I did not mention the lovely and long evening we spent at the flat of a younger poet friend together with other poets of his generation. We intended to stay for an hour or so but stayed five, talking. And of course the talk kept straying back to the condition of the country which they all feel intensely because it impinges directly on them. They are very talented people: I have translated work by them and they have translated work by me. I understand something of their ways of feeling and they must surely understand something of mine. We sipped wine and nibbled salty little cakes as the dark drew on. Rain fell then stopped falling.
Yesterday we met with two others, one an old friend from the 1980s when she was in radio, the other a much younger woman who is an art historian. I have told her story briefly on facebook as The Art Historian's Tale but will reproduce it here once I am home.
Everyone we know here speaks of the same feeling of creeping darkness and powerlessness, the sense of drifting back in time towards some historical iceberg. I have heard not one redeeming word from anyone. Maybe it's just the people we know, but they are the people we love and trust. It has been our most oppressive experience of the country, worse than the eighties because then there was a suspicion that it was going to end, that we were living at the end of something. Now there is just this backwards drag into apprehension.
The faces in the street have hardened. One man - so a friend recounts - declares that Hungarians should be ready to die to defend themselves from Europe. Posters declare Europe - respect Hungary! In the meantime the country is approaching a condition of one-party dictatorship. The government's favourite trope is that western (ie dreadfully liberal and tolerant) Europe has a narrative that wishes to humiliate and destroy Hungary and regards it as (I quote George Schöpflin, Hungarian Euro MP) 'a hairy ape'. Nothing could be further from the truth. Hungary had for decades been regarded as the clever country, the sophisticated country where people entered revolving doors behind you yet emerged in front of you.
The truth is that the narrative works the other way. The Hungarian right spread the lie that Europe and Europeans are the poor Hungarian nation's enemy so that they, and the whole country, might cosy up to the kind of 'strong-man' dictatorship they themselves aspire to impose. Hungary get big funds from Europe but insist that Europe takes more from Hungary. Hungarians (conceptualised as essentially das volk) adopt all the gadgets and gewgaws of consumer society but are encouraged to claim that they stand for something nobler, more patriotic than that.
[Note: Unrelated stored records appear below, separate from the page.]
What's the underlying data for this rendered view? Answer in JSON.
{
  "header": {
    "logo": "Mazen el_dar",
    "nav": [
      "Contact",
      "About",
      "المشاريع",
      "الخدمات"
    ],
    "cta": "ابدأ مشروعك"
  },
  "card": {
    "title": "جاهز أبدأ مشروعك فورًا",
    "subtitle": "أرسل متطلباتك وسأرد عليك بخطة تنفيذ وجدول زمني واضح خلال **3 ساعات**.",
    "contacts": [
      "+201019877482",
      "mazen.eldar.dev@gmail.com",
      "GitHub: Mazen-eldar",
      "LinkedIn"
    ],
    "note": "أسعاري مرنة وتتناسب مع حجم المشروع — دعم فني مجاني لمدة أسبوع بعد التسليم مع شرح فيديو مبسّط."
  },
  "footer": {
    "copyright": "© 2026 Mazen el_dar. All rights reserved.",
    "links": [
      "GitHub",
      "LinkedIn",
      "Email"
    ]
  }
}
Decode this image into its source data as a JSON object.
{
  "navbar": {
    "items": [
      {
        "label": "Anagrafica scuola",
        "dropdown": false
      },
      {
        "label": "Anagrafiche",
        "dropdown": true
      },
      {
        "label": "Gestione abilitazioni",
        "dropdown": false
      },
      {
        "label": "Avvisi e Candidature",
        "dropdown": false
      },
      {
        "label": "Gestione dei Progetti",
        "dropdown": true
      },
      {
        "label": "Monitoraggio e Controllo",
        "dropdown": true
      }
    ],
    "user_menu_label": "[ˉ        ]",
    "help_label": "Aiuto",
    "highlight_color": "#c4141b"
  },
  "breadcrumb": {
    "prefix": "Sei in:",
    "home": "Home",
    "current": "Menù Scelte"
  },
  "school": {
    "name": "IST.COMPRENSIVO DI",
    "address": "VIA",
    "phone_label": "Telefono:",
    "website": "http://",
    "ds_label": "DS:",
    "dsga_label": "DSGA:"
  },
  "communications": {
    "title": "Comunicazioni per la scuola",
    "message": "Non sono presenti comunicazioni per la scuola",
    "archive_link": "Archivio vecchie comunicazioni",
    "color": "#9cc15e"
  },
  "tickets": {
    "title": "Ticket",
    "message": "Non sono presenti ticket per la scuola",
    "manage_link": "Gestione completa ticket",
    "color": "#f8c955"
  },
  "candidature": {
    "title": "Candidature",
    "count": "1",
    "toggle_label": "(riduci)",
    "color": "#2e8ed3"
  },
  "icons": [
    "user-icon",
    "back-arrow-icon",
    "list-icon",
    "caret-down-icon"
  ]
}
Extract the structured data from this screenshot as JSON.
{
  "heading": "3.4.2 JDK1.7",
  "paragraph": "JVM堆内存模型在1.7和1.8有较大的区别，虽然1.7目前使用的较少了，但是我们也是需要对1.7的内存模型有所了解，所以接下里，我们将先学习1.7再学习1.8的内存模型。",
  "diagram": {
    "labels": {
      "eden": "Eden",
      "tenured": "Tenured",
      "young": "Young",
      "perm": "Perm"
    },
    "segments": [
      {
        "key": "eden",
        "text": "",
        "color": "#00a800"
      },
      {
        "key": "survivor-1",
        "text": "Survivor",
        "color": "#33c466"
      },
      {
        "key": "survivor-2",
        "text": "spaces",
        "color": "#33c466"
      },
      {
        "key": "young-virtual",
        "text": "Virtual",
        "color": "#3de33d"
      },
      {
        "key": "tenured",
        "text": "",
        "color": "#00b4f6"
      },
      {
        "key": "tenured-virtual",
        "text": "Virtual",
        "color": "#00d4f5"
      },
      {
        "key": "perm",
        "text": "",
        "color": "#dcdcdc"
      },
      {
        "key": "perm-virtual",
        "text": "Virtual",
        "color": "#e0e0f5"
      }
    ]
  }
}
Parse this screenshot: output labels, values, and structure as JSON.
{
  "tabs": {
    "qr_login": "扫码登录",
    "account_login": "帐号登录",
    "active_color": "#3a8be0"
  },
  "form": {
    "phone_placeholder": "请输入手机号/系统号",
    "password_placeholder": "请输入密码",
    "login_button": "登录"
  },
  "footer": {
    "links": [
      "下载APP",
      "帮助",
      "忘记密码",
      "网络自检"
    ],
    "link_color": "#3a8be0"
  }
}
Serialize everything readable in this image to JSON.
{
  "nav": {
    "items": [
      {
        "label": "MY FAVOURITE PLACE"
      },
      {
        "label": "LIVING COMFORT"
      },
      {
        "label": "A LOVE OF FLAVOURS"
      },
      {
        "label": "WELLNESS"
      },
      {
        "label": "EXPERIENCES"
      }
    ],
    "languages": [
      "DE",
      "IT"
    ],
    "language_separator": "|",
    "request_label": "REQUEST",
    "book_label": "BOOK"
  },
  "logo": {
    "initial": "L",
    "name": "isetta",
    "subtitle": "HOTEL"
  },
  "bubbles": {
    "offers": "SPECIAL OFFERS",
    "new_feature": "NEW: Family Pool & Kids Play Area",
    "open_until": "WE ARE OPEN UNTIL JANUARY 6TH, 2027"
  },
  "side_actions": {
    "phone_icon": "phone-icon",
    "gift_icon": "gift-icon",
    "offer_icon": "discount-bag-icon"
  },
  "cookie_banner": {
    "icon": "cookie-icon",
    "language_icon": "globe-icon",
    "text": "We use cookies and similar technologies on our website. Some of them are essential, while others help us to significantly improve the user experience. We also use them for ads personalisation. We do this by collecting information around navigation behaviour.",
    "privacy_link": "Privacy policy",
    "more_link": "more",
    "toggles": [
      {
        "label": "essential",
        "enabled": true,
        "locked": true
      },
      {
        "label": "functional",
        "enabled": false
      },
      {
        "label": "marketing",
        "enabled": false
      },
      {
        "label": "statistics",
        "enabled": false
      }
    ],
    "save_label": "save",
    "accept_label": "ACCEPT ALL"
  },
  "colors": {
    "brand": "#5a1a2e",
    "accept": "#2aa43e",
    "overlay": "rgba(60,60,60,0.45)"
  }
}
Budapest is a beautiful city and the country looks wonderful in sunshine but the dominant feeling of this visit is of a darkness I won't forget. Clarissa woke from a dream that our friends were in danger. In the dream following we were being attacked by dogs rather like humans. The two dreams were related. They are only dreams, the unconscious inventing metaphors for its anxieities, but the anxieties are real enough.